The foregoing presentation of the biblical and patristic doctrine of the unity of the Trinity does not cover the entire Christian doctrine about God, while some aspects of it, like, the procession of the Holy Spirit, the identity of will and energy of the divine persons, etc., need further elaboration.  What has been said, however, gives us a clear clue to the ‘mystery’, that is, to the fact that the Christian doctrine about God cannot be expressed in a concrete formula, for revealing Himself God is plenitude of stains, which cannot compromise with each other.  Thus, his power is restrained by His wisdom; His love is restrained by his justice; His transcendence is restrained by His revelation, etc.  If we want to get a ‘complete’ and ‘clear’, as much as possible, picture about God, corresponding to the revealed reality, we must take all these of His revelation into account.  Otherwise, if we try to adjust them to ‘our’ picture about God and reconcile them with human reason, we distort the mystery of the Trinity, which, lying beyond reason, is subject to faith alone, for God the Creator of the universe is identical with God the redeemer and with God the sanctifier.  To human reasoning, the paradox of the Christian faith, “One God in three Persons” is a contradiction; as a contradiction also the other theological proposition that the three divine Persons, though united in one substance, are distinguished from each other on account of attributes peculiar to each one.  Thus God is one distinguished within Himself as Father, Son, and Holy Spirit.  It is plain then that this theological proposition does not explain the mystery of the Trinity, but rather preserves it by showing that there is no other (human) way available to approach it.  The intention of theology is not ‘gnosiological’ but ‘doxological’.

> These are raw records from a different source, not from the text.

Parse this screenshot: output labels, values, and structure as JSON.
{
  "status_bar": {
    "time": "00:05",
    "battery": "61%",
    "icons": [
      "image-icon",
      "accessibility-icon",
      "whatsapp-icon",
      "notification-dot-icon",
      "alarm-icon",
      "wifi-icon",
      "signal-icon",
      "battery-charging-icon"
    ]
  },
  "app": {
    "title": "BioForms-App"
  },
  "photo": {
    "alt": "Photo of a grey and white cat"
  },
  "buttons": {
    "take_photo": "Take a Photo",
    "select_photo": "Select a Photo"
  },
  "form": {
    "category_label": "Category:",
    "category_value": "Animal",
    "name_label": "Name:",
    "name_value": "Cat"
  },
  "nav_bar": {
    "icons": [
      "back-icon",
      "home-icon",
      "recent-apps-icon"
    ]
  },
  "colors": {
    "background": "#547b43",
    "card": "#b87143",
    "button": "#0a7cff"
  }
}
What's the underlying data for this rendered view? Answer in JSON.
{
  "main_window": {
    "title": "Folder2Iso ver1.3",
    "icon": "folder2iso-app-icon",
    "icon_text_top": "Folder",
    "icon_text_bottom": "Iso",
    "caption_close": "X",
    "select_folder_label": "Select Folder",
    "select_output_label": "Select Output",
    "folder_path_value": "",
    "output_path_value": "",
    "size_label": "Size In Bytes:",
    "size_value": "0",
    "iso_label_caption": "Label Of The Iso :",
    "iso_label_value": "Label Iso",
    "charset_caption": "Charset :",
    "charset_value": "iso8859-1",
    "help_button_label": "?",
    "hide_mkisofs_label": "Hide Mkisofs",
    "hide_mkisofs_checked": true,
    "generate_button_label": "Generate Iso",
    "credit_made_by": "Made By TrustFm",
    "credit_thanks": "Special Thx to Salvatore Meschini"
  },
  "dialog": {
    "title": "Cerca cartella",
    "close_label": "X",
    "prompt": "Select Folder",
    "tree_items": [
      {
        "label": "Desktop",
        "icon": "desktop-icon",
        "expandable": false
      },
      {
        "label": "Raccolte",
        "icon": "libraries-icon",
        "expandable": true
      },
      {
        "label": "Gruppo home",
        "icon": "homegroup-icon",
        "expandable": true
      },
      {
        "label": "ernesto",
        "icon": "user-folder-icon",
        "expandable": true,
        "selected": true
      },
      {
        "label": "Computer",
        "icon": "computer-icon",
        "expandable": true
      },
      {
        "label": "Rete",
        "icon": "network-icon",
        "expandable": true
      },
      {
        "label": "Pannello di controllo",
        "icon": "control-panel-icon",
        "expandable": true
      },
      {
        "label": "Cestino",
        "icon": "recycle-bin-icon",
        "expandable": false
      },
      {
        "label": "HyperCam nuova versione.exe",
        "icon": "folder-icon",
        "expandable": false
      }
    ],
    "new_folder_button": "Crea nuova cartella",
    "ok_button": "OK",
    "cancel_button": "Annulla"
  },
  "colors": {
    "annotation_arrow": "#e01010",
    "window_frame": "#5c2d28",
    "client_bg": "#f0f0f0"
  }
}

In the same context we must identify the revealed and transcendent Trinity and at the same time differentiate them.  In the first case, the fact that in Jesus we have “the whole fullness of deity” (Colossians 2:9) indicates that the transcendent, eternal God is identical with the revealed; that revelation is the way to His knowledge in Himself, that is, in His eternal existence.  Otherwise, revelation would be stripped of its absolute character and leave room for additional, human ways to God’s knowledge.  At the same time, however, it is equally important to distinguish between transcendent and revealed reality in God.  In other words, the fact that God reveals himself does not imply that we can have a complete and perfect knowledge of Him in Himself.  The fact that it was not the whole Trinity which was incarnated, but only the Son, compels us to be very careful in identifying between revealed and transcendent God, in spite of the fact that the Son revealed the fullness of the deity.  Thus, the difference here is between ‘substance’ and ‘energy’, the first indicating God in Himself, in his transcendent existence beyond any conception and knowledge, while the second indicating God’s activity in the world alone is subject to knowledge.  ‘Substance’ and ‘energy’, therefore, are two aspects of the same reality; the revealed God remains a mystery, and being a mystery He is revealed.   Revelation does not remove or explain the mystery, while the mystery does not hinder revelation.  Though identified in the same entity, substance and energy are at the same time differentiated, indicating God in mystery and God in revelation.  Thus, dealing with God in His revealed reality, theology tries at the same time to ‘protect’ Him from the arbitrariness and autonomy of human reason.